On our first night in Hanoi, my friend Alix and I walked to dinner. The restaurant was just five blocks away, but that’s all the time it took for us to become completely stupefied by the chaos of the streets. We snagged two child-size plastic stools with a view of an intersection, ordered a round of beer, and watch in silence as the tangle of humanity worked itself in and out of impossible knots before us.
There is no ebb to the flow here, just a constant surge of grumbling motorbikes, speeding cars, and teams of people grappling their way through it all. The pulse never lets up.
Mornings bring Pho vendors to the sidewalks, squeezing tiny tables between parked motorbikes. Tea vendors, barbers, and pedicurists take their place in the afternoon, but are themselves ousted by men selling warm beer and women wok-frying spring rolls in the evening. Throughout it all: balloons, stray dogs, a chicken or two, loose electric wires, broken crosswalk signals, shrines, incense, bird cages, and nary a strip of sidewalk to walk upon.
Hanoi is, without a doubt, and exhausting city – but it’s downright charming as well. The people are endlessly friendly, the French-colonial architecture has serious photographic appeal, and, of course, the food is reason enough to attempt a potentially suicidal intersection-crossing at rush hour.
This was a super quick trip to Hanoi, but – with the aid of much Vietnamese coffee – we managed to zip around town and have quite a few memorable meals. Here are some of my favorites and where to find them:
In its worst (and, unfortunately, its most common) iterations Pho is a bland beef-based soup flavored with little else than MSG and a lime wedge. I’m honestly usually bored by this dish, but we found a few versions in Hanoi whose hints of lemongrass, star anise and cinnamon made me snap to attention. Pho 10 does a great bowl with rare brisket and crispy fried crullers for dipping.
Rice noodles, so naturally devoid of flavor, come to life with the addition of marinated beef or pork and a confetti sprinkling of fried shallots. Use chopsticks to lift and fold the noodles into the thick soy and fish sauce pooled beneath, add some chopped peanuts, a squirt of lime, and never dare to call rice noodles “plain” again. The version we had at Bun Bo Nam Bo was my favorite dish in the city.

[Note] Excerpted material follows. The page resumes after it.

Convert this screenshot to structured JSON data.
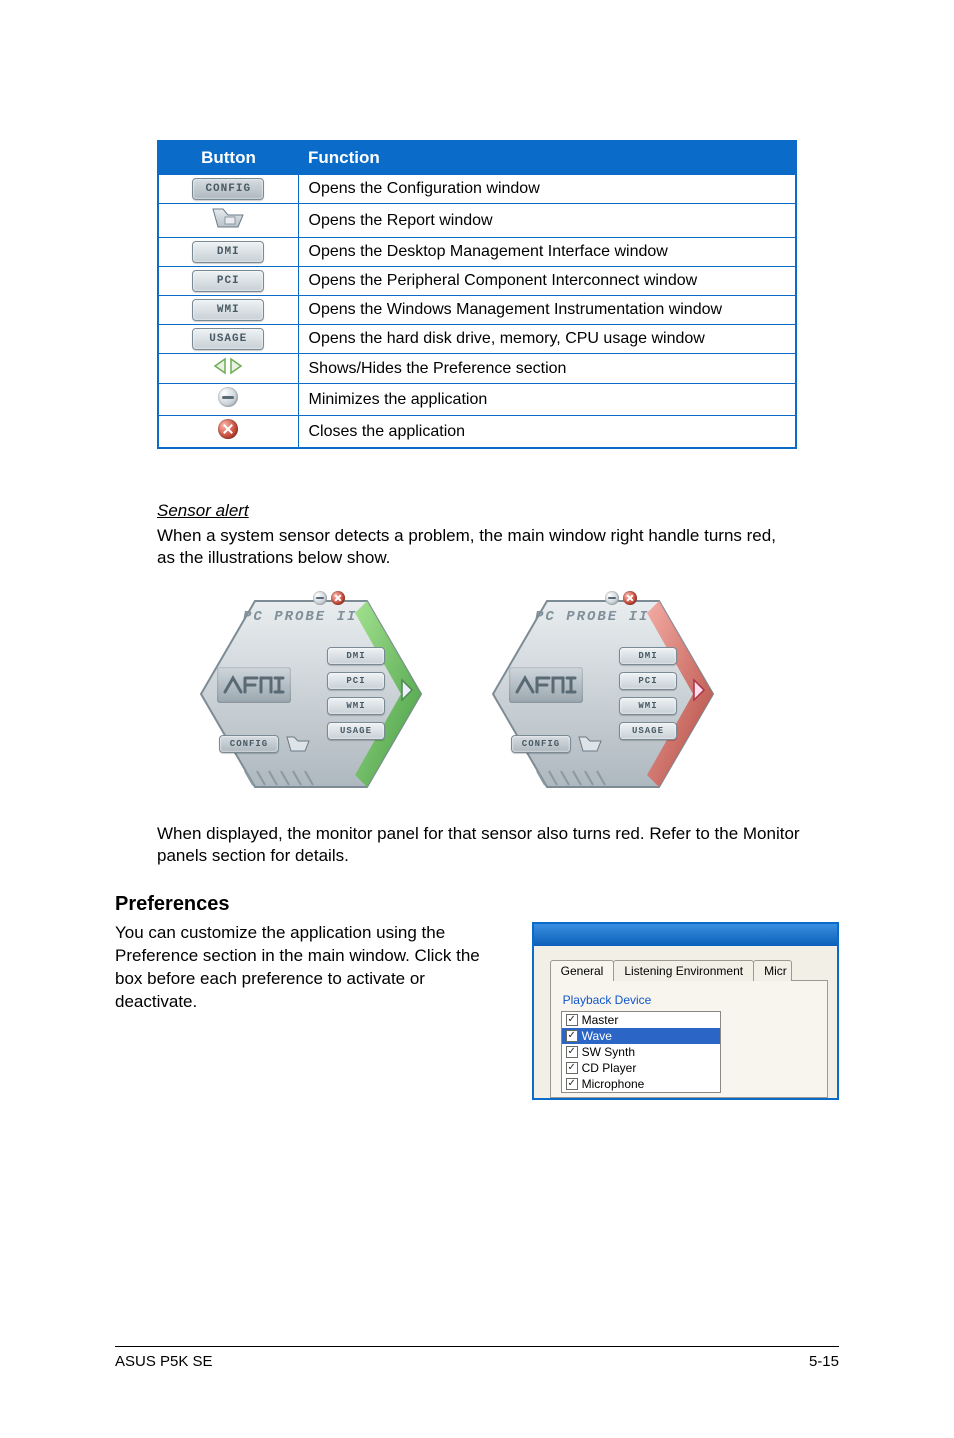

Though usually eaten for breakfast, this mix of sticky rice, mung bean, and turmeric can be dressed up for dinner with roast chicken and a slick drizzle of chicken fat. Get it at Xoi Yen any time of day.
Even after watching a woman pour water-thin rice batter into a steamer and use chopsticks to wrap the resulting translucent noodles around pork and shrimp, I’m still unsure how she did it. Banh cuon is just so delicate and slippery I could hardly lift if with a fork, much less two wooden sticks. Head to Bánh Cuốn Gia Truyens to test your skills on a classic version topped with fried shallots, nuoc cham and cilantro.

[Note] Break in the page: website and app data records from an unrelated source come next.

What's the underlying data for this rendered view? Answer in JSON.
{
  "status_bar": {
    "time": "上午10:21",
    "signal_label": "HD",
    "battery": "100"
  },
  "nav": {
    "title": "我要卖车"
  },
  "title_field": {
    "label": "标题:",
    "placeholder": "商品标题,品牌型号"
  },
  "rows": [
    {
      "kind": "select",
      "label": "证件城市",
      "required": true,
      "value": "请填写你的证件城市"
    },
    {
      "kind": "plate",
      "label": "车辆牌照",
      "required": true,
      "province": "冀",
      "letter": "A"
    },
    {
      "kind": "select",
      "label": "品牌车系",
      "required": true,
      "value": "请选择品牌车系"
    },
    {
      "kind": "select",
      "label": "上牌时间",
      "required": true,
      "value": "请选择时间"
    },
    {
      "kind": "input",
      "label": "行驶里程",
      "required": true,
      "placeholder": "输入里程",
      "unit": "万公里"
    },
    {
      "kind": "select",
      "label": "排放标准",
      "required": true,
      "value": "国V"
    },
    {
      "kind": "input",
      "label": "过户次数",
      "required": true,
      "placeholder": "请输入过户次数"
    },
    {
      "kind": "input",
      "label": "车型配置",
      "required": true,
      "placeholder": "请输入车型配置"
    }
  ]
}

Anyone been to Hanoi? I hope to go back some day, so leave any suggestions if you have any!